The Forward, Letter From California: Adam Schiff and the inside game
By Rob Eshman
BEVERLY HILLS — A few hours after he voted, virtually, to recommend criminal prosecution for Mark Meadows, former President Trump’s chief of staff, Rep. Adam Schiff explained at a fundraiser here for the Jewish Democratic Council of America why Jews should care.
“I don’t think there’s a community that better understands what happens when we move from democracy to autocracy,” Schiff told the 70 people gathered in the living room of Ada and Jim Horwich’s Beverly Hills home. “The most vulnerable are minorities, and especially the Jews.”
Schiff, a member of the House committee investigating the Jan. 6 attack on the capital, was also promoting “Midnight in Washington,” his non-fiction account of the insurrection. He said the rioters were not only motivated by Trump and his “enablers” in Congress, calling it “a white nationalist and neo-Nazi insurrection.’
He called fellow California House member Kevin McCarthy, the Republican leader, a liar, and said Trump would not face criminal prosecution.
‘We can’t expect anyone to rescue us,’ he said.

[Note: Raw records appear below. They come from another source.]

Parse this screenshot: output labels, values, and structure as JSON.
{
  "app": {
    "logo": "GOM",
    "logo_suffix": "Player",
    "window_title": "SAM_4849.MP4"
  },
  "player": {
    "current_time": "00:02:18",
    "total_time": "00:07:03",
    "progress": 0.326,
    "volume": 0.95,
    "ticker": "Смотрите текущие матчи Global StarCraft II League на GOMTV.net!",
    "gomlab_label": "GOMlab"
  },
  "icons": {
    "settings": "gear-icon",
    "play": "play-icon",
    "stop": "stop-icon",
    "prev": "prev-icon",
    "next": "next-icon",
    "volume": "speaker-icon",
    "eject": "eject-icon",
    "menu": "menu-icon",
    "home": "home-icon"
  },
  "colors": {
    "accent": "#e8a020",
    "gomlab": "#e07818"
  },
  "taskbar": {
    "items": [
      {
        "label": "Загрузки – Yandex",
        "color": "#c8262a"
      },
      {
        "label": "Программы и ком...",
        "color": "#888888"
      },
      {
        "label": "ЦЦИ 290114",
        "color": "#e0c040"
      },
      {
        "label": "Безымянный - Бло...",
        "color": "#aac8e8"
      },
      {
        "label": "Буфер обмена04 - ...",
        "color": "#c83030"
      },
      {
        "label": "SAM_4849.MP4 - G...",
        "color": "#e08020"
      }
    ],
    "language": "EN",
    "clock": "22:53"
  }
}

A good portion of the crowd were 20- and 30-something members of the Democratic group’s Next Generation Leadership Council. Halie Soifer, the head of the broader group, said what unites young and old are Republican efforts to control voting; 83% of Jews said in a July poll that they are concerned about such laws.
Schiff said the best way forward is to work for voting rights and elect good leaders to Congress. While many analysts expect the Democrats to lose ground in the 2022 midterm elections, he expressed confidence that it would not be a blowout.
“I share his belief that we can save the House and expand the Senate,” said Joe Goldman, a member of the Next Generation group, “if we fight like we give a damn instead of succumbing to self-defeating pessimism.”
On the other end of the age – and confidence – spectrum was Herb Gelfand, the philanthropist who introduced Schiff. “I’m 90 years old, this is probably my last election,” he noted. “I fear that we will lose our democracy and lose our country.”
But Rachel Sumekh, who founded the campus hunger relief organization swipeouthunger,org, said the best way to retain hope was to combine grassroots work and as electoral politics.“We are pushing the outside game as much as we’re showing up to events like this,” she said, “and hoping for a better inside game.”